Mexico (SRI 32.9; rank 96) and Brazil (SRI 36.5; rank 94) also score particularly bad – the most striking weaknesses are high income inequality, currency depreciation, low or inefficient public social spending and a generally low trust in the government and its effectiveness at doing its job. The questionable policy responses of the central governments of these two countries to the coronavirus pandemic with still rising numbers of new infections will intensify social discontent and tensions in the near future. In Brazil, this combined with currently low commodity prices, a high fiscal deficit and elevated political fragmentation limit the possibility of a broad-based fiscal stimulus to quickly bring relief to economic agents. In Mexico, a pre-existing low level of business confidence hampering growth and monetary policy transmission due to the president’s overturning of pro-business reforms, in addition to the exposure to merchandise trade and to the U.S. industrial cycle, should trigger a severe recession leaving the most vulnerable by the wayside.

More generally, relatively low and deteriorating SRIs for Colombia (33.5), Ecuador (42.8), Bolivia (44.3) and Chile (46.9) confirm these countries’ vulnerability to social risk events as seen in the second half of 2019. The key factors in Chile, which is a high-income EM, are declining real GDP per capita growth (-2% on average in 2017-2019), high income inequality, currency depreciation and low public social spending due to ongoing fiscal austerity. Similarly low SRIs and downtrends put the Dominican Republic, El Salvador, Guatemala and Panama on the watch list for public unrest in the near future. Peru, Paraguay and Honduras also score badly but have seen an improvement in their SRIs over the past five years.
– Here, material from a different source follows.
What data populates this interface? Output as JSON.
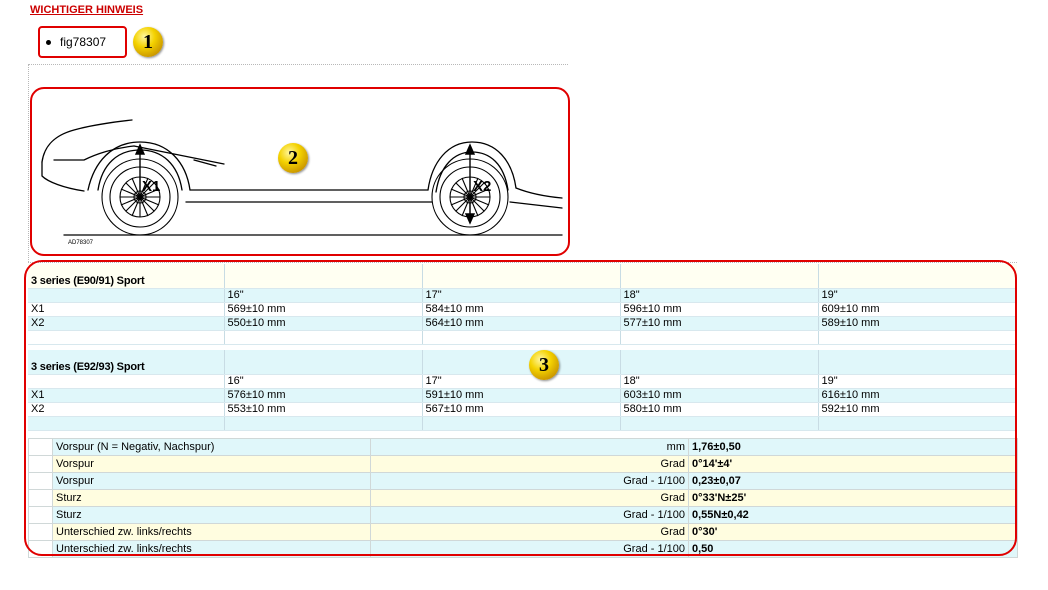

Overall, with regard to the Covid-19 crisis, many countries appear to have been badly prepared, This combined with the general high systemic social risk in Latin America suggests that we should not rule out more public protests in the region in the next 18 months or so

Figure 1: Social Risk Index for 102 selected economies

Figure 1: Social Risk Index for 102 selected economies
Figure 1: Social Risk Index for 102 selected economies
Sources: National statistics, IMF, World Bank, ILO, OECD, IHS Markit, Wellcome Trust Global Monitor, RAND Corporation, Allianz Research

Watch List for Potential Social Tensions in 2020-2021

Our analysis suggests that the countries most vulnerable to systemic social risk in the near future comprise those that already have a low SRI below 50 that has deteriorated further over the past five years. In Figure 2, these can be found in the lower left hand corner of the chart. This group is dominated by 11 Latin American countries and further includes three from Africa and two from each Emerging Asia, Emerging Europe and the Middle East. The lower right hand corner of Figure 2 shows those countries with a weak SRI but no deterioration in recent years. This group consists of 13 African countries, completed by seven from Emerging Asia, four from each Latin America and Emerging Europe and one from the Middle East. The countries in the upper half of Figure 2 exhibit a generally lower systemic social risk though, of course, borderline countries should be monitored closely as well, especially if the SRI has worsened over the last years (for example Hong Kong, Trinidad & Tobago, Costa Rica and Saudi Arabia).

Figure 2: Social Risk Index versus its change over the last 5 years for 102 selected economies

Figure 2: Social Risk Index versus its change over the last 5 years for 102 selected economies
Sources: National statistics, IMF, World Bank, ILO, OECD, IHS Markit, Wellcome Trust Global Monitor, RAND Corporation, Allianz Research
Figure 3: Watch list for potential social tensions in 2020-2021
Figure 3: Watch list for potential social tensions in 2020-2021
Sources: National statistics, IMF, World Bank, ILO, OECD, IHS Markit, Wellcome Trust Global Monitor, RAND Corporation, Allianz Research
Manfred Stamer
Senior Economist